BROOKSVILLE — In an election year that promises plenty of fireworks in the crowded high-profile races for County Commission, one contest that is typically cool is already starting to simmer.
Who could have predicted that the battle for supervisor of elections would generate such heat so early in the summer?
So far, Republican challenger Shirley Anderson has been targeting incumbent Annie Williams, a Democrat, with regular electronic assaults. She has criticized her handling of the January state primary and even slapped at her for spending too much on postage.
Then there is Gus Guadagnino, who is being grumbled about simply for being in the race at all. A former Republican, this prominent business owner is running as a no-party-affiliation candidate.
Aside from announcing his candidacy last month, Guadagnino, 54, has kept quiet in a race that so far entails Anderson, 50, firing off numerous news releases and taking digs at Williams, 52.
Once she qualified in April by petition, Anderson, who lives in Spring Hill, has made sure to keep tabs on what she deems an incompetent incumbent.
A native Floridian like Williams, Anderson ran a construction business with her former husband in Polk County before going to work for U.S. Rep. Ginny Brown-Waite in 2003 as a district director.
Anderson says she hopes to increase voter education and outreach in the county.
She added that residents should not worry about her connections to Brown-Waite, who toyed with the idea of running for supervisor in 2000 but opted to stay in the Florida Senate.
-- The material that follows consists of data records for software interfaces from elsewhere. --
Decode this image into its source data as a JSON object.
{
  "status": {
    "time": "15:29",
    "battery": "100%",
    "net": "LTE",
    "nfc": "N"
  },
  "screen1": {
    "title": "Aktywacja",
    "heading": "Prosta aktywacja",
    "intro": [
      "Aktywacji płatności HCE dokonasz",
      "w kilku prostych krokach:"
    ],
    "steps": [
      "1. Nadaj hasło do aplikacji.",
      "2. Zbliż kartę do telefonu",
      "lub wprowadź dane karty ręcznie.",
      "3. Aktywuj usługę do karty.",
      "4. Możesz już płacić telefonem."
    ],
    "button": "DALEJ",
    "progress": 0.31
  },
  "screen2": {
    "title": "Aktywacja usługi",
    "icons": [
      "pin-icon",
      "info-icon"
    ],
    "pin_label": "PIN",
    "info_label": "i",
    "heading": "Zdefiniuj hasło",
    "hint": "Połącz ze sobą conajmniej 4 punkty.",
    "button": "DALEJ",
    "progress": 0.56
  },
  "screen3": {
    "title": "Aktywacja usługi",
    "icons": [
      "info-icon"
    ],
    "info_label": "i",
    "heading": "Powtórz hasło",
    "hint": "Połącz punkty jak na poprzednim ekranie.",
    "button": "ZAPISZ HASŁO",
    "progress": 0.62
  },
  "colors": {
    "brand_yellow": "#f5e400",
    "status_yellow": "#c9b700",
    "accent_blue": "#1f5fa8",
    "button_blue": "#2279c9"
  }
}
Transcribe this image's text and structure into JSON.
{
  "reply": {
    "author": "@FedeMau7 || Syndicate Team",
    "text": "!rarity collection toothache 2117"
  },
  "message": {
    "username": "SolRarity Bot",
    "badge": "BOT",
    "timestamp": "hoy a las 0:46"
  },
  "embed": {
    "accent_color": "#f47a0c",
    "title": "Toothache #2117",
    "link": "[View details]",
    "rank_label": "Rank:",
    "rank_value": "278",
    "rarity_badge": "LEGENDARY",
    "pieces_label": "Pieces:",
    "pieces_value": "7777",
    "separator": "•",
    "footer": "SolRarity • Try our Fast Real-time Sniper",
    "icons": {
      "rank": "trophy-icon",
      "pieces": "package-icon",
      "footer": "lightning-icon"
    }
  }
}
If elected, Anderson said she will resign her job in Brown-Waite's office.
"If I was satisfied with the job being done, I wouldn't be doing this," Anderson said. "I love my job, and the people of the 5th congressional district.
"But I just found things lacking, based on my experience with election supervisors in other counties, and I felt that Hernando deserved better and needed a change."
During the January primary, Anderson called out Williams on what she termed a failure of the basic duties of the office. She said that when a voting machine broke at the busy precinct at Timber Pines, Williams didn't send anyone to fix it for more than four hours.
Last month, Anderson claimed that Williams mailed out thousands of sample ballots at first-class postage rates rather than at discounted nonprofit ones. This "blunder" and "another error in what is a long string of errors by the current supervisor" cost taxpayers about $8,400 in wasted postage, she said.
"I think we need to look for ways to save in all branches of government," Anderson said. "Big or little, these things mean a lot to taxpayers. They do to me."
Williams, who has worked in the elections office for about 30 years, responded with what she called "the whole story."
She explained that 416 of the 67,000 sample ballots mailed out to Hernando County voters were sent at the first-class rate, 41 cents at the time.
With an earlier primary in January, and the possibility that the ballots might not be delivered until after the election, she made the decision to mail them at the full rate. The total to send all the ballots was $21,063.58.
"Those were mostly pieces mailed overseas and were the only ones we paid full price on," Williams said. "Everything else was discounted at a lower rate."
She added that under the Help America Vote Act of 2002, federal grant dollars are used to print and mail sample ballots and do not come from county funds. Williams added that her office is applying for a nonprofit permit; previously, she had been told the office was not eligible.
"In 2004, my staff was informed that our office did not qualify to apply for a nonprofit postal permit," she said. "Recently, I was informed that the nonprofit status qualifications changed."
As she did during her 2000 campaign when she took office, Williams emphasizes her familiarity with election laws and experience in the office. At the age of 17, she started working after school in the elections office and worked her way up. By 2000, she had been assistant supervisor of elections for seven years.
In that election, she defeated Guadagnino and replaced her longtime boss, Ann Mau.
Guadagnino's campaign account at the time was three times what Williams raised. This time around, Williams finds herself in familiar territory. She has raised $450; Anderson has stockpiled $20,000. Guadagnino has not raised any money yet. Both he and Williams said they plan to hold fundraising events soon.
While he missed the election four years ago to devote time to his business, Joni Industries, Guadagnino said now the time is right to bring change.
Acknowledging that his candidacy has angered some Republicans who fear he could draw away support that otherwise would go to Anderson, he said that he's running without a party affiliation to avoid bias in a job that should be approached in the same way.
He hopes to reform the office and encourage voters to be more involved.
"This puts me out there by myself, without a strong party behind me," he said. "After running the first time, more people questioned what party I belonged to instead of my qualifications."
With experience in business and leadership, the longtime community member, who moved to Spring Hill from New York in 1985, said that running for supervisor of elections is just an extension of his service to Hernando.
"I'm not just out for the political season," he said. "I want to do what I can to help Hernando County prosper and flourish."